Do you know anyone with scurvy?
How about rickets?
Chances are, no.
These are nutritional diseases of which we don’t see too much nowadays, at least in the more developed parts of the world.
I want to quickly skim through five ‘classic’ nutritional diseases if for no other reason than to emphasize the point that the presence and absence of essential nutrients in our bodies have a huge impact on our health and well-being.
Some of the symptoms include weakness, fatigue, sore limbs, bleeding gums, bleeding skin, personality changes, poor wound healing, heart disease, and death.
In 1753, James Lind, a Scottish surgeon with the Royal Navy, wrote A Treatise on Scurvy after many sailors were suffering from some of the symptoms listed above. Lind realized a lack of vitamin C was the cause of their poor health and started them on a regime of lemon juice to supplement their diets. The health of the sailors vastly improved.
Those who suffer from scurvy today tend to also suffer from mental disorders or alcoholism, have unusual dietary habits, or live alone.
Pellagra is caused by a deficiency of niacin, otherwise known as vitamin B3. This disease affected mostly people who lived in rural areas and heavily relied on corn as a dietary staple.
In the early 20th Century, pellagra became an epidemic in the United States with most of its victims residing in the South. More than 3 million Americans suffered from it and over 100,000 died from it.

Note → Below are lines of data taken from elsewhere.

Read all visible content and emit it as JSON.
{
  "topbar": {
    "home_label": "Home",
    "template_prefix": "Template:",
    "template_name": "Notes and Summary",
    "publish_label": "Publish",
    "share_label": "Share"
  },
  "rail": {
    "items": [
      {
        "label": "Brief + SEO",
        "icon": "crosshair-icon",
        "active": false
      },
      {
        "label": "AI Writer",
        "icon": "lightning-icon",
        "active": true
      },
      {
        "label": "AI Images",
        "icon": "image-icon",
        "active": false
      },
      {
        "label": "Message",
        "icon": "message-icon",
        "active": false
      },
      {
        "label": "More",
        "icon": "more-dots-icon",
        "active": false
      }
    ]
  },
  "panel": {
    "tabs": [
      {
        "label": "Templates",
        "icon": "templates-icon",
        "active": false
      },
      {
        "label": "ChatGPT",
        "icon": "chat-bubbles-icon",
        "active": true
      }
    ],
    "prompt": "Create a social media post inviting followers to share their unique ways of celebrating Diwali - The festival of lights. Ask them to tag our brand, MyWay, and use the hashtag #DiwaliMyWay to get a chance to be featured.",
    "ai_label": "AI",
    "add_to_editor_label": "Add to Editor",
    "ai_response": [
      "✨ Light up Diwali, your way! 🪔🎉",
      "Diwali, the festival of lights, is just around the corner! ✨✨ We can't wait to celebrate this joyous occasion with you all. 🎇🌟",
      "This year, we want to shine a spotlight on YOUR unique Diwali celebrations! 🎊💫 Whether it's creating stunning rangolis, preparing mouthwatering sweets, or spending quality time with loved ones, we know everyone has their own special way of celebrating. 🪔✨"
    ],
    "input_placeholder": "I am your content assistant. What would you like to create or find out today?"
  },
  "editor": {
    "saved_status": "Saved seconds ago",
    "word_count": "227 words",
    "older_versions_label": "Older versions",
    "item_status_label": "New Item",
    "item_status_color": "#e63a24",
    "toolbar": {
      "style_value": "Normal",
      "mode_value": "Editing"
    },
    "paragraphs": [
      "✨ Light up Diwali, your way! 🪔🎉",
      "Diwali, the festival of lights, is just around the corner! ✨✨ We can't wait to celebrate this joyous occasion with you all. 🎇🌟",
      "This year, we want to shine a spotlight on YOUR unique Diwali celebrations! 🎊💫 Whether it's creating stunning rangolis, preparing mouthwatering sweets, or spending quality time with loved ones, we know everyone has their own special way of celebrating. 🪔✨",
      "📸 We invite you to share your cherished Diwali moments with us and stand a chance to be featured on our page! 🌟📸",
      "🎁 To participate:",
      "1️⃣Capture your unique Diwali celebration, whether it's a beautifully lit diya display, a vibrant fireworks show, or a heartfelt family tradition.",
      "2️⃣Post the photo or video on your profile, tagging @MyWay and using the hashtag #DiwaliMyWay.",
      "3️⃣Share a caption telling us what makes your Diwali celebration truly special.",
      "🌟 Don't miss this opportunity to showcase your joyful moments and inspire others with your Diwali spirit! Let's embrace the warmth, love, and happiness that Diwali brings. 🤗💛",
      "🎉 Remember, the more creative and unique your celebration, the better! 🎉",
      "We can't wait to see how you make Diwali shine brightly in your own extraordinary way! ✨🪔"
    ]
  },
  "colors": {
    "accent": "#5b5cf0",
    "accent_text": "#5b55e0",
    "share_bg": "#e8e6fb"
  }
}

In 1938, TIME magazine named Dr. Tom Spies, Marion Blankenhorn, and Clark Cooper Men of the Year for their work pinpointing niacin as a cure for pellagra. A University of Wisconsin-Madison biochemistry professor, Conrad Elvehjem, had made the same discovery.
Symptoms of pellagra include sensitivity to light, aggression, alopecia (hair loss), edema (swelling), dermatitis (skin inflammation), red skin lesions, insomnia, weakness, mental confusion, ataxia, diarrhea, enlarged heart, and dementia as well as emotional, psychosensory, and psychomotor disturbances.
In the past, long-term storage of grains caused the germ of the grain to become rancid. To prevent such rot, farmers began removing the germ from the rest of the grain. Unfortunately, that’s where the thiamine was contained.
Beriberi is more common in populations with a diet heavy in polished rice.
Thiamine deficiency causes symptoms including weight loss, emotional disturbances, irregular heart rate, edema (swelling), and impaired sensory perception.
Softened bones, muscle weakness, listlessness, impaired metabolism, and aching bones are symptoms of rickets.
Common ways to increase vitamin D levels is through supplementation, exposure to sunlight, or increased consumption of fortified milk.
Goiter is an abnormally large thyroid gland most commonly caused by a deficiency in iodine.
The primary role of the thyroid is to concentrate iodine from the blood to make a thyroid hormone, thyroxin or triiodothryonine. If there isn’t enough iodine in the blood, the brain senses the lack of thyroid hormone, called hypothyroidism, and triggers the release of thyroid stimulating hormone, referred to as TSH.
Hashimoto’s Thyroiditis is an auto-immune disease in which the immune system destroys the thyroid.
Some commercial brands of table salt lack the iodine naturally found in salt.
While scurvy, rickets, goiter, pellagra, and beriberi may no longer be epidemics, at least in developed nations, the causes of most American deaths in the past century – heart disease, cancer, diabetes, Alzheimer’s disease, auto-immune diseases, and many others – have been called modern nutritional diseases.
By the way, are you or anyone you know experiencing any of the symptoms listed in this post?
Feel free to leave a comment below……….. And, as always, be well.